He’s not holding back. I did ask him to be honest. But he’s not finished yet. Oh no.
“The yellow scarf is a big key message,” he says, pointing at my neck. Not the scarf, Gok, don’t diss the scarf!
But he’s on a roll now.
“It’s that pop, it’s that blinding somebody with that colour.”
At this point, I die a little inside.
“It’s like telling people ‘I’ve arrived, I’m here’. It’s the bleach wash on the jeans, it’s the silk sheen on your top. It’s screaming ‘I’ve still got this, I can do this, believe in me, trust in me’.
“You need to take the foot off the steam a little bit and actually don’t give yourself such a tough time about it trying to either be the person you were before or trying to be this creative, out-there, wacky, person who has to stand out. I would predict you’ll find something that makes you feel slightly more relaxed, more centred and allow the stationary part of your personality just to settle a little bit.
“You’re searching for the ultimate answer, how do I dress so I feel good about myself and show off all my personalities? The last one is the most important. Nomad, creative, on-trend, mother-of-three, you’ve got all these people to have to dress and when you try to dress them all at the same time to get this.”
He holds up one of the pictures of me. He’s so right.
“You need to work out a wardrobe that’s going to be all of those people separately. Bring it back, take the foot of the gas, you can have as many gears as you want on your fashion motorway, maybe just don’t try to do all the gears at the same time.”
He’s smiling at me kindly. “You’re falling in love with me, aren’t you? You want to marry me now, don’t you?”
“What’s your ring size,” I say, smiling too. “That’s a very personal question!”

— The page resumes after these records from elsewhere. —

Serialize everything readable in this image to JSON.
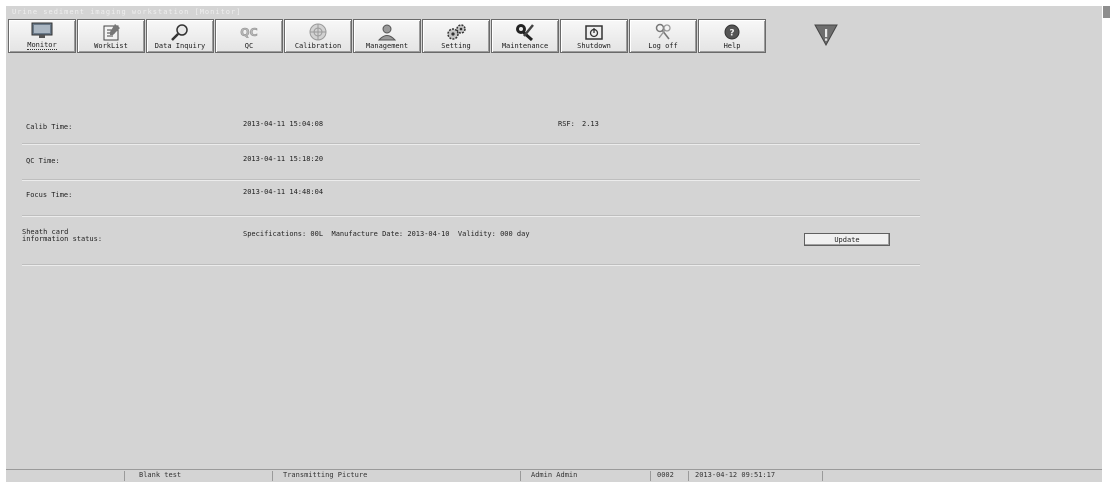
{
  "window": {
    "title": "Urine sediment imaging workstation [Monitor]"
  },
  "toolbar": [
    {
      "key": "monitor",
      "label": "Monitor",
      "icon": "monitor-icon",
      "active": true
    },
    {
      "key": "worklist",
      "label": "WorkList",
      "icon": "worklist-icon"
    },
    {
      "key": "data-inquiry",
      "label": "Data Inquiry",
      "icon": "magnifier-icon"
    },
    {
      "key": "qc",
      "label": "QC",
      "icon": "qc-icon"
    },
    {
      "key": "calibration",
      "label": "Calibration",
      "icon": "calibration-icon"
    },
    {
      "key": "management",
      "label": "Management",
      "icon": "user-management-icon"
    },
    {
      "key": "setting",
      "label": "Setting",
      "icon": "gears-icon"
    },
    {
      "key": "maintenance",
      "label": "Maintenance",
      "icon": "tools-icon"
    },
    {
      "key": "shutdown",
      "label": "Shutdown",
      "icon": "power-icon"
    },
    {
      "key": "log-off",
      "label": "Log off",
      "icon": "keys-icon"
    },
    {
      "key": "help",
      "label": "Help",
      "icon": "help-icon"
    }
  ],
  "status": {
    "calib_label": "Calib Time:",
    "calib_value": "2013-04-11 15:04:08",
    "rsf_label": "RSF:",
    "rsf_value": "2.13",
    "qc_label": "QC Time:",
    "qc_value": "2013-04-11 15:18:20",
    "focus_label": "Focus Time:",
    "focus_value": "2013-04-11 14:48:04",
    "sheath_label": "Sheath card\ninformation status:",
    "sheath_value": "Specifications: 00L  Manufacture Date: 2013-04-10  Validity: 000 day",
    "update_label": "Update"
  },
  "statusbar": {
    "mode": "Blank test",
    "action": "Transmitting Picture",
    "user": "Admin Admin",
    "code": "0002",
    "datetime": "2013-04-12 09:51:17"
  },
  "colors": {
    "background": "#d4d4d4",
    "warning": "#6e6e6e"
  }
}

Funny, insightful, knows his way around a metaphor, a little bit dirty and he’d sort out my wardrobe. Dammit, maybe I do want to marry him. I think I just got Goked.
“Irish women are very beauty conscious and are taking great care with their skin care and beauty routines. I think the biggest challenge we are all constantly facing though is time. Whether it’s career, family or a hectic mix of everything, our lives are spent juggling so so much and trying to find time to fit it all in. So, make up has got to be kept simple — impactful and always beautiful — but as simple as possible. I will be doing a demo at our Gok Wan & Danielle Mahon Fashion and Beauty Collective Events that will provide everyone with totally usable tips to improve their own skin care.”
Danielle Mahon’s beauty tips for over 40s:
“The key to beautiful skin and makeup is hydration. The only skincare brand that has never failed me is Shiseido. My ‘Top Tip’ product is their Beauty Sleeping Mask. In terms of makeup, less is more, enhance your skin rather than masking it.
“I love Shiseido’s Future Solution LX Total Radiance Foundation and their Sheer Eyezone Corrector is the perfect hydrating concealer.”
- Gok Wan and Danielle Mahon Fashion & Beauty Collective Shows take place on: March 4, Clayton Hotel, Sligo; April 21, Clontarf Castle, Dublin; Sunday April 22, Rochestown Park Hotel, Cork.
- See www.gokfashion.com